Compared to some other loan products, live checks have not been a major source of consumer complaints, said Sarah Auchterlonie, a former CFPB acting deputy enforcement director. That’s because these lenders are making certain to comply with existing state laws, she said.
“I’m not sure how big of a problem this is,” said Auchterlonie, who now represents fintechs as an attorney with Brownstein Hyatt Farber Schreck. “Everybody knows that a live check with a secret loan attached to it would be considered unfair and deceptive.”
The nonbank lenders who underwrite live checks, and the banks that issue and clear them, are well aware of the regulatory trouble they would face if they engage in deceptive practices with live checks, said Andrea Mitchell, an attorney at Buckley Sandler who advises banks on regulatory matters. Banks, in particular, know the legal problems they would face if they engage in practices that could be deemed unfair or deceptive.
“Banks can still be found liable under the same theories that gave rise to Operation Choke Point,” Mitchell said, referring to an Obama-era policy that led some banks to close the accounts of payday lenders and other money-services business that could bring then unwanted scrutiny from regulators. “Their exposure is still there.”
Some of the largest companies in the business of live checks, according to company websites and regulatory filings, include Mariner Finance in Nottingham, Md., a former subsidiary of First Mariner Bank; Wallace Management in McAlester, Okla., which operates as Dixie Finance and under other trade names; and Regional Management Corp. in Greer, S.C.
Mariner and Wallace could not be reached for comment.
A Regional Management spokeswoman declined to comment, but recent regulatory filings show that it has been dramatically increasing its mailings of live checks.
In 2017, for example, it mailed 6.7 million such checks to U.S. households, or 30% more than it sent in 2016, according to a regulatory filing.
At Sept. 30, Regional Management had about $144 million in loans outstanding that were originated through convenience checks, according to its most-recent quarterly report filed with the Securities and Exchange Commission. Most such loans are for less than $2,500 and some are secured by a borrower’s “non-essential household goods” or vehicle liens.
Regional Management selects consumers to receive its live checks through a pre-screening process based on credit bureau reports or other data aggregators, the company said in its most recent annual report. Regional Management has also developed a proprietary underwriting model that analyzes “approximately 25 to 30 different attributes” of potential borrowers.

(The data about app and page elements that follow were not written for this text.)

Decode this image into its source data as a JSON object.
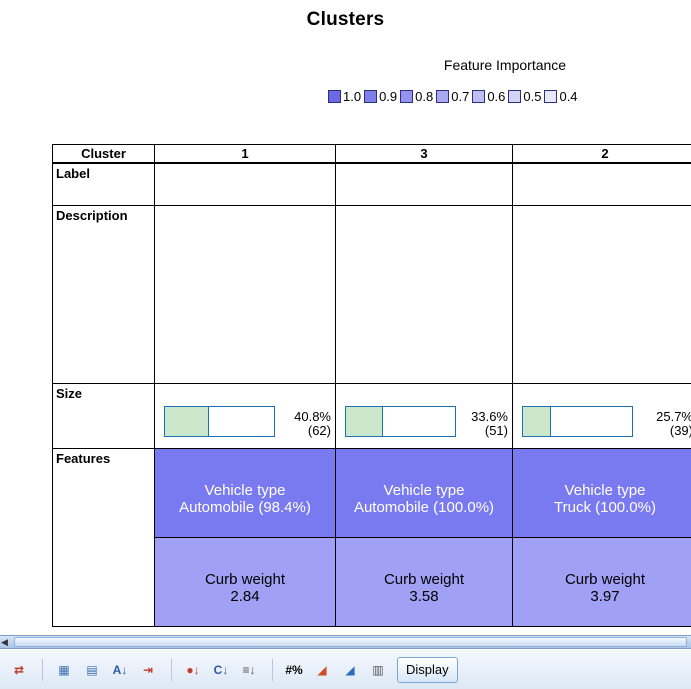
{
  "title": "Clusters",
  "feature_importance": {
    "title": "Feature Importance",
    "levels": [
      {
        "label": "1.0",
        "color": "#6a6ae6"
      },
      {
        "label": "0.9",
        "color": "#7f7fea"
      },
      {
        "label": "0.8",
        "color": "#9494ee"
      },
      {
        "label": "0.7",
        "color": "#a9a9f2"
      },
      {
        "label": "0.6",
        "color": "#bebef5"
      },
      {
        "label": "0.5",
        "color": "#d3d3f8"
      },
      {
        "label": "0.4",
        "color": "#e8e8fc"
      }
    ]
  },
  "table": {
    "header_label": "Cluster",
    "columns": [
      "1",
      "3",
      "2"
    ],
    "row_labels": {
      "label": "Label",
      "description": "Description",
      "size": "Size",
      "features": "Features"
    },
    "sizes": [
      {
        "percent": "40.8%",
        "count": "(62)",
        "fraction": 0.408
      },
      {
        "percent": "33.6%",
        "count": "(51)",
        "fraction": 0.336
      },
      {
        "percent": "25.7%",
        "count": "(39)",
        "fraction": 0.257
      }
    ],
    "features": [
      {
        "color": "#7a7af0",
        "cells": [
          {
            "name": "Vehicle type",
            "value": "Automobile (98.4%)"
          },
          {
            "name": "Vehicle type",
            "value": "Automobile (100.0%)"
          },
          {
            "name": "Vehicle type",
            "value": "Truck (100.0%)"
          }
        ]
      },
      {
        "color": "#a0a0f4",
        "cells": [
          {
            "name": "Curb weight",
            "value": "2.84"
          },
          {
            "name": "Curb weight",
            "value": "3.58"
          },
          {
            "name": "Curb weight",
            "value": "3.97"
          }
        ]
      }
    ]
  },
  "toolbar": {
    "display_label": "Display",
    "icons": [
      "transpose-icon",
      "sep",
      "grid-view-icon",
      "grid-alt-icon",
      "sort-az-icon",
      "sort-columns-icon",
      "sep",
      "sort-clusters-icon",
      "sort-features-icon",
      "sort-by-size-icon",
      "sep",
      "percent-icon",
      "chart-icon",
      "chart-alt-icon",
      "layout-icon"
    ]
  }
}
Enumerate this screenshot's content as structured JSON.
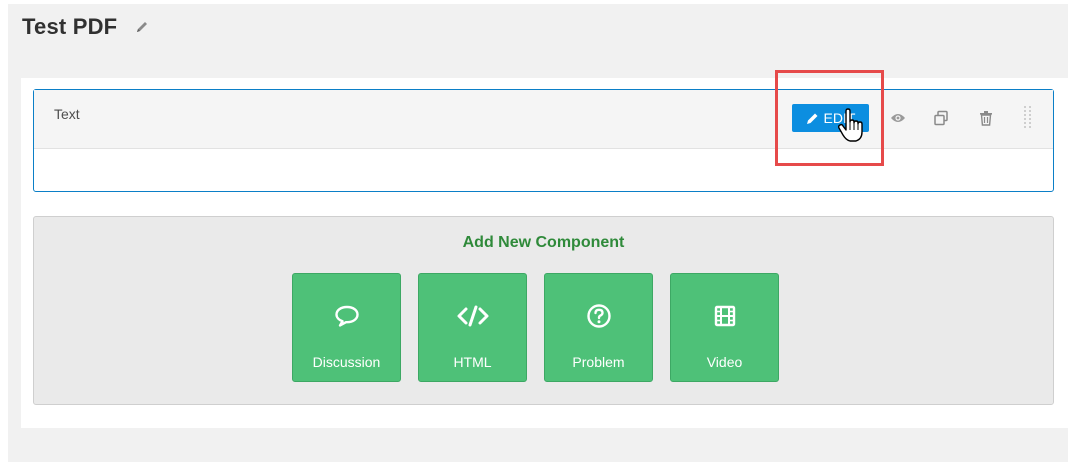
{
  "page": {
    "title": "Test PDF"
  },
  "component": {
    "title": "Text",
    "edit_label": "EDIT"
  },
  "add_new": {
    "title": "Add New Component",
    "buttons": [
      {
        "label": "Discussion",
        "icon": "discussion-icon"
      },
      {
        "label": "HTML",
        "icon": "code-icon"
      },
      {
        "label": "Problem",
        "icon": "question-icon"
      },
      {
        "label": "Video",
        "icon": "film-icon"
      }
    ]
  },
  "colors": {
    "accent_blue": "#0c8ee0",
    "green": "#4ec178",
    "green_text": "#2f8a3a",
    "highlight": "#e64a4a"
  }
}
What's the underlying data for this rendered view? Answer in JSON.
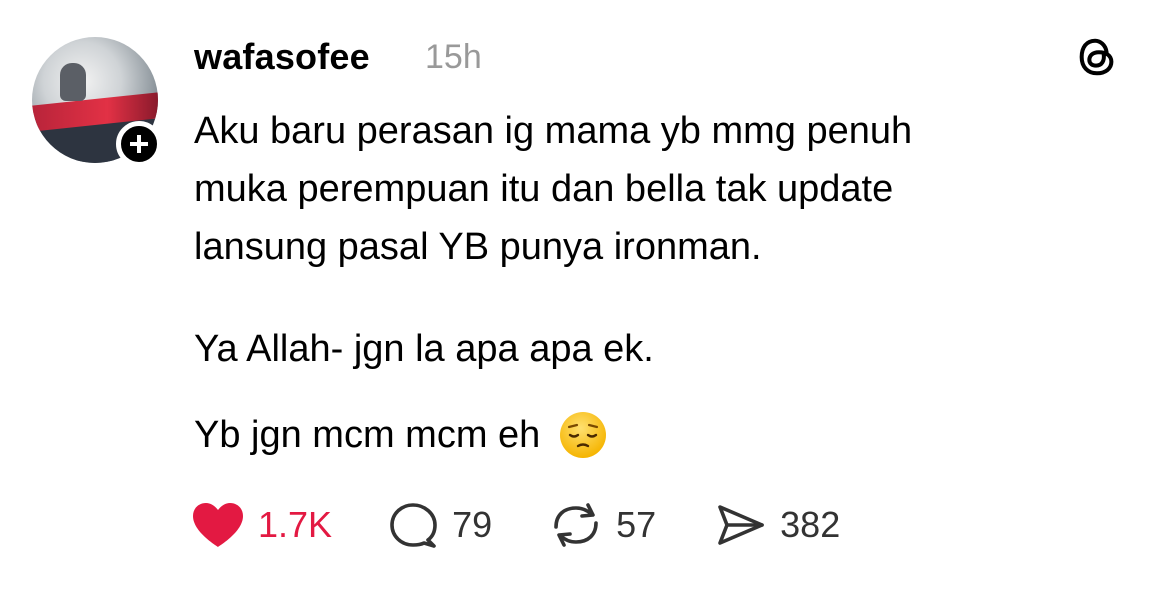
{
  "post": {
    "username": "wafasofee",
    "timestamp": "15h",
    "lines": [
      "Aku baru perasan ig mama yb mmg penuh",
      "muka perempuan itu dan bella tak update",
      "lansung pasal YB punya ironman."
    ],
    "paragraph2": "Ya Allah- jgn la apa apa ek.",
    "paragraph3": "Yb jgn mcm mcm eh",
    "emoji": "pensive-face"
  },
  "actions": {
    "likes": "1.7K",
    "comments": "79",
    "reposts": "57",
    "shares": "382"
  },
  "colors": {
    "like": "#e31942",
    "muted": "#999999",
    "text": "#000000"
  },
  "icons": [
    "plus-icon",
    "threads-logo-icon",
    "heart-icon",
    "comment-icon",
    "repost-icon",
    "share-icon"
  ]
}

“We expect that convenience checks will continue to represent a meaningful portion of our installment loan originations in the future,” the company said.This post was originally published here